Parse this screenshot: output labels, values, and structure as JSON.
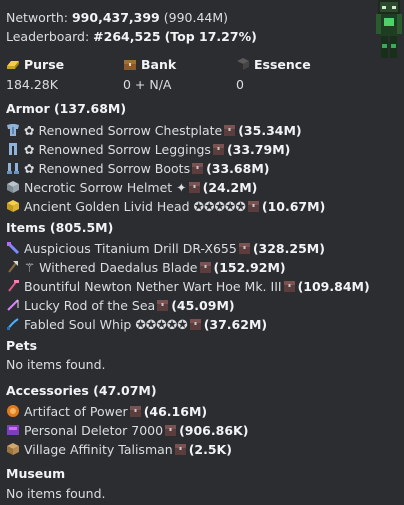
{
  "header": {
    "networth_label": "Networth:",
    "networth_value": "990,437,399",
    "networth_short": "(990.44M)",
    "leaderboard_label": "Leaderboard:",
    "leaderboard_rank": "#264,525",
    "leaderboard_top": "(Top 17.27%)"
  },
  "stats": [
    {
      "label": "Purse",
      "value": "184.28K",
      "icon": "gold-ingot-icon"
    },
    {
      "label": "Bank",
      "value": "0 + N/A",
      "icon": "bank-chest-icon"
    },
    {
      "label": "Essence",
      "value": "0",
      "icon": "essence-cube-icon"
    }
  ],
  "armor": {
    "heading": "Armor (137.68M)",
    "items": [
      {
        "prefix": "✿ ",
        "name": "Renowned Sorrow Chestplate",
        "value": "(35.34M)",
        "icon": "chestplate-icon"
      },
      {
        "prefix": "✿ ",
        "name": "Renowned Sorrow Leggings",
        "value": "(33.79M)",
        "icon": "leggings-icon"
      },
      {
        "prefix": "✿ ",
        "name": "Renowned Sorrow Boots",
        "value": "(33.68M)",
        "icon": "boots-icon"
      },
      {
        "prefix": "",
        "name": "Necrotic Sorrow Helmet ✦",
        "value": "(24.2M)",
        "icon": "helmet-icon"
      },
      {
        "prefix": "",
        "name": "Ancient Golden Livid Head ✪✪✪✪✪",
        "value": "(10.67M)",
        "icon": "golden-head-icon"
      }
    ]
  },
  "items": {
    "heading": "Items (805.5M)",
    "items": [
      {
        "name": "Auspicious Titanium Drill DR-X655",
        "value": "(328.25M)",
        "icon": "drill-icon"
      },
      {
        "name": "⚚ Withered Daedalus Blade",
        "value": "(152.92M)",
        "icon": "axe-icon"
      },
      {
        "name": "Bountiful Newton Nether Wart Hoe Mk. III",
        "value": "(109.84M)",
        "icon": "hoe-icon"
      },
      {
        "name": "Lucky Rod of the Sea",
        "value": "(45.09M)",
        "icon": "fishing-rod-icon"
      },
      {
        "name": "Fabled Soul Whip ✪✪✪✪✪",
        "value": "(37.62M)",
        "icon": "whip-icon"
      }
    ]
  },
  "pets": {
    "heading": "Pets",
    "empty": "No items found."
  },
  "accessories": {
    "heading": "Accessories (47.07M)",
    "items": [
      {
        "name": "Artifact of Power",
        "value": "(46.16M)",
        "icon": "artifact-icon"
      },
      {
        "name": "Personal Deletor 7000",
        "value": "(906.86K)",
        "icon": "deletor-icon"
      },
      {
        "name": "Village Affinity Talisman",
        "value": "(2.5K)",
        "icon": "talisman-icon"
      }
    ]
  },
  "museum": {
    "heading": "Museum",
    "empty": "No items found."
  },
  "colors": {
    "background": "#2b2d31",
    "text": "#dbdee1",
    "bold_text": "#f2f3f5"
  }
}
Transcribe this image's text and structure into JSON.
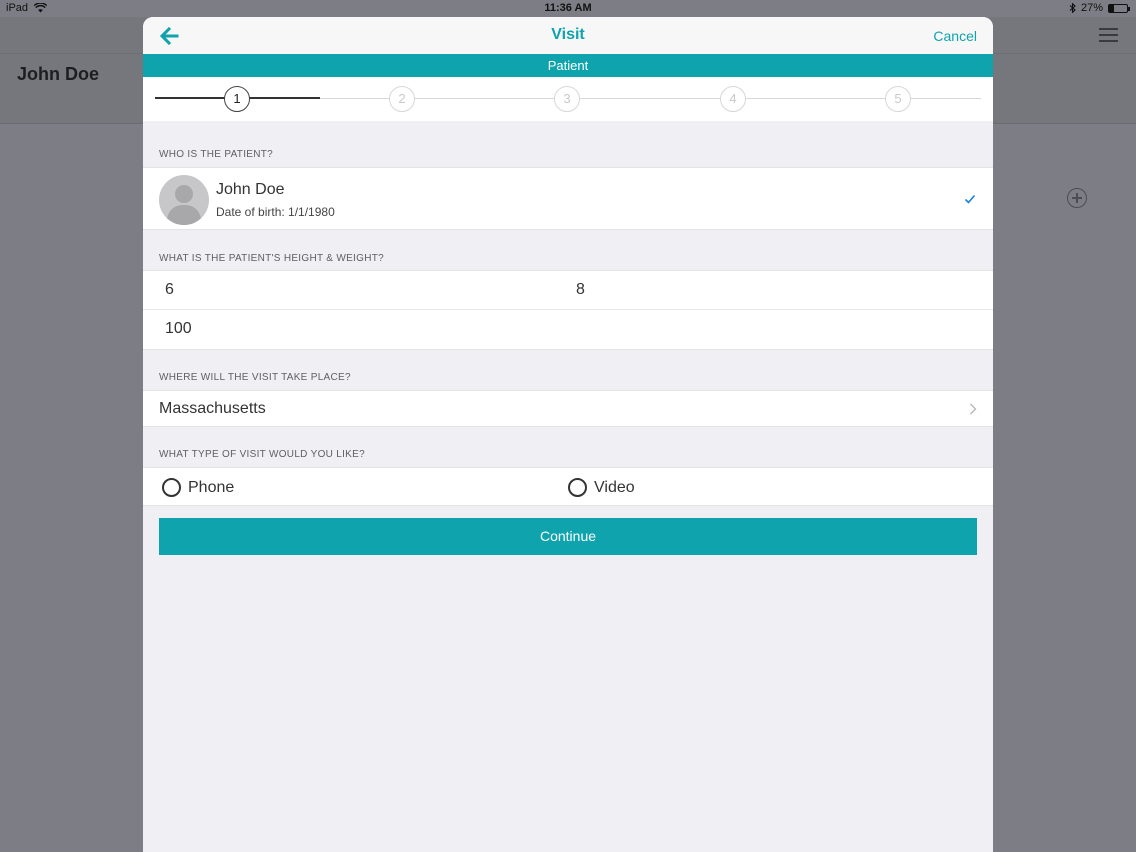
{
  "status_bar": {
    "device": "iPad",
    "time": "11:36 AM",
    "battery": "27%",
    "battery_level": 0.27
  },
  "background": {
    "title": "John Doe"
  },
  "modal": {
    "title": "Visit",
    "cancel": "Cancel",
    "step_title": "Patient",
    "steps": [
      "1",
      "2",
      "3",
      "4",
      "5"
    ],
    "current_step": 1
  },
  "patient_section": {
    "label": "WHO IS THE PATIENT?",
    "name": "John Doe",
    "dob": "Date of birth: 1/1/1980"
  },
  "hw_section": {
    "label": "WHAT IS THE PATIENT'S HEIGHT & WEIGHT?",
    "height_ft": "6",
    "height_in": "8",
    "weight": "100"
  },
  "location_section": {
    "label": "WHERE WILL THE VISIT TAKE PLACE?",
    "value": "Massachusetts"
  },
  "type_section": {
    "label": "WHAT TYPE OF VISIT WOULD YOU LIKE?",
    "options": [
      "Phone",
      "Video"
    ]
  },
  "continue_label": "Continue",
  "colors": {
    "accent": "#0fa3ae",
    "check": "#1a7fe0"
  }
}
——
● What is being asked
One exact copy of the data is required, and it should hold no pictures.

● Answer space
Parse this screenshot: output labels, values, and structure as JSON.
{
  "header": {
    "networth_label": "Networth:",
    "networth_value": "990,437,399",
    "networth_short": "(990.44M)",
    "leaderboard_label": "Leaderboard:",
    "leaderboard_rank": "#264,525",
    "leaderboard_top": "(Top 17.27%)"
  },
  "stats": [
    {
      "label": "Purse",
      "value": "184.28K",
      "icon": "gold-ingot-icon"
    },
    {
      "label": "Bank",
      "value": "0 + N/A",
      "icon": "bank-chest-icon"
    },
    {
      "label": "Essence",
      "value": "0",
      "icon": "essence-cube-icon"
    }
  ],
  "armor": {
    "heading": "Armor (137.68M)",
    "items": [
      {
        "prefix": "✿ ",
        "name": "Renowned Sorrow Chestplate",
        "value": "(35.34M)",
        "icon": "chestplate-icon"
      },
      {
        "prefix": "✿ ",
        "name": "Renowned Sorrow Leggings",
        "value": "(33.79M)",
        "icon": "leggings-icon"
      },
      {
        "prefix": "✿ ",
        "name": "Renowned Sorrow Boots",
        "value": "(33.68M)",
        "icon": "boots-icon"
      },
      {
        "prefix": "",
        "name": "Necrotic Sorrow Helmet ✦",
        "value": "(24.2M)",
        "icon": "helmet-icon"
      },
      {
        "prefix": "",
        "name": "Ancient Golden Livid Head ✪✪✪✪✪",
        "value": "(10.67M)",
        "icon": "golden-head-icon"
      }
    ]
  },
  "items": {
    "heading": "Items (805.5M)",
    "items": [
      {
        "name": "Auspicious Titanium Drill DR-X655",
        "value": "(328.25M)",
        "icon": "drill-icon"
      },
      {
        "name": "⚚ Withered Daedalus Blade",
        "value": "(152.92M)",
        "icon": "axe-icon"
      },
      {
        "name": "Bountiful Newton Nether Wart Hoe Mk. III",
        "value": "(109.84M)",
        "icon": "hoe-icon"
      },
      {
        "name": "Lucky Rod of the Sea",
        "value": "(45.09M)",
        "icon": "fishing-rod-icon"
      },
      {
        "name": "Fabled Soul Whip ✪✪✪✪✪",
        "value": "(37.62M)",
        "icon": "whip-icon"
      }
    ]
  },
  "pets": {
    "heading": "Pets",
    "empty": "No items found."
  },
  "accessories": {
    "heading": "Accessories (47.07M)",
    "items": [
      {
        "name": "Artifact of Power",
        "value": "(46.16M)",
        "icon": "artifact-icon"
      },
      {
        "name": "Personal Deletor 7000",
        "value": "(906.86K)",
        "icon": "deletor-icon"
      },
      {
        "name": "Village Affinity Talisman",
        "value": "(2.5K)",
        "icon": "talisman-icon"
      }
    ]
  },
  "museum": {
    "heading": "Museum",
    "empty": "No items found."
  },
  "colors": {
    "background": "#2b2d31",
    "text": "#dbdee1",
    "bold_text": "#f2f3f5"
  }
}
Transcribe this image's text and structure into JSON.
{
  "status_bar": {
    "device": "iPad",
    "time": "11:36 AM",
    "battery": "27%",
    "battery_level": 0.27
  },
  "background": {
    "title": "John Doe"
  },
  "modal": {
    "title": "Visit",
    "cancel": "Cancel",
    "step_title": "Patient",
    "steps": [
      "1",
      "2",
      "3",
      "4",
      "5"
    ],
    "current_step": 1
  },
  "patient_section": {
    "label": "WHO IS THE PATIENT?",
    "name": "John Doe",
    "dob": "Date of birth: 1/1/1980"
  },
  "hw_section": {
    "label": "WHAT IS THE PATIENT'S HEIGHT & WEIGHT?",
    "height_ft": "6",
    "height_in": "8",
    "weight": "100"
  },
  "location_section": {
    "label": "WHERE WILL THE VISIT TAKE PLACE?",
    "value": "Massachusetts"
  },
  "type_section": {
    "label": "WHAT TYPE OF VISIT WOULD YOU LIKE?",
    "options": [
      "Phone",
      "Video"
    ]
  },
  "continue_label": "Continue",
  "colors": {
    "accent": "#0fa3ae",
    "check": "#1a7fe0"
  }
}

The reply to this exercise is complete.